Giving example of other places in the world suffering the similar woes as Shimla, experts inform that places like Singapore, Hong Kong have similar issues, but they have tremendously improved their public transport systems, and side by side they are also discouraging citizens from buying new cars/vehicles.
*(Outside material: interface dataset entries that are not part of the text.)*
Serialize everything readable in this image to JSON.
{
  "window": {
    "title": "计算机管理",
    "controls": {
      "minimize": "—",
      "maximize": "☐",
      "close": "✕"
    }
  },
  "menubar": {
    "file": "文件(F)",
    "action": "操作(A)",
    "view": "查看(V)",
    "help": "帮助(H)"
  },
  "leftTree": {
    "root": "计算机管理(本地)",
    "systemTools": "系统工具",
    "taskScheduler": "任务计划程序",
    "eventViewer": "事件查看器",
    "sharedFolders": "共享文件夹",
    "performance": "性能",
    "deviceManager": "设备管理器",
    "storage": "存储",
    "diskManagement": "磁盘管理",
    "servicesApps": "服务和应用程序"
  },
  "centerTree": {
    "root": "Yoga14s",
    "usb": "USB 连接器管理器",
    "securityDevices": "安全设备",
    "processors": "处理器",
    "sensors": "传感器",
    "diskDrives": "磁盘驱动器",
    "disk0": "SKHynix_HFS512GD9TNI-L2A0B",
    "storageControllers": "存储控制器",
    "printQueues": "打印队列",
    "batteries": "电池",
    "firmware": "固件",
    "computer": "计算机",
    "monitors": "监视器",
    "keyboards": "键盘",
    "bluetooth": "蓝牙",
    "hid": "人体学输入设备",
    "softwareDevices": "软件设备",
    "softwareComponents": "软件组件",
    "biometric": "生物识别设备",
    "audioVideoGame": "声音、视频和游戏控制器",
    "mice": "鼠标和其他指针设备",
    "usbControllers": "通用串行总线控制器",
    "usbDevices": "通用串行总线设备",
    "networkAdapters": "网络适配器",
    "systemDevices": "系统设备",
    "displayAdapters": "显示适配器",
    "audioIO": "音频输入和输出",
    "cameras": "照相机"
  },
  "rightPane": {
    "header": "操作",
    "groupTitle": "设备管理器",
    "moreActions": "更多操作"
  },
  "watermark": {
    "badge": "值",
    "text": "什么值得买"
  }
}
To curb parking demand, experts proposed some measures. They state that concept of congestion pricing should be introduced around the Cart Road. The user fee should be high during morning (9.00AMto12.00noon) and evening (5.00PMto8.00PM) peak hours. Secondly they add that mandatory plying of staff /student buses through HRTC and private operators with more than 50 employees should be encouraged. Adding that penalty of Rs.1, 000/- per car per day should be levied for all cars parked outside these premises. Thirdly they state that Working Place Parking Levy (WPPL) to be introduced in public institutions at an initial stage and the same should be extended to private institutions/ organizations in the city. “Revenue generated from the WPPL may be used in improving public transport infrastructure,” they added. Fourthly a Certificate of entitlement (COE) should be introduced. COE is a license received in a successful winning bid in an open bid uniform price auction by MC Shimla recommending cases to the RTO/SDMs offices to grant the legal right of the holder to register own and use a vehicle within the city for a period of 10 years. “When demand is high, the cost of a COE should even exceed the value of the car itself,” they assert. Adding that the number of COE should be determined on a quarterly basis keeping in mind the holding capacity of the city. They further added that to minimize parking issues vehicles having crossed more than 15 years of life shall have to be abandoned. To minimize parking issues in residential areas and to reduce pressure on roads; road tax should be levied upto half the price of the 2nd car purchased by any house hold. “If the price of car is Rs. 10 lakh and above MC Shimla road tax upto 10% of the price of the car should be levied,” they add.
Construction of parkings in the city (Wardwise) might take some time. Meanwhile parking supply measures in residential areas should be applied, suggest experts. They state that community parking in each sector should be created by using neighborhood commercial and institutional parking lots overnight, on rental basis, to be managed and run by the registered Resident Welfare Associations (RWAs).
Though measures suggested by experts point towards an effective solution for the city problem, but implementation is a question mark. Wherein successive government have been batting in favour of illegal retention policies (Now stopped due to a NGT directive), then how is it feasible that they would be even think of a policy to levy such stringent norms on precious voters. Moreover such norms would invite protest from heavyweights which could hurt political aspirations. Therefore continually successive governments keep coming out with middle path solutions, which can hardly erase the overgrowing parking problems of the erstwhile summer capital.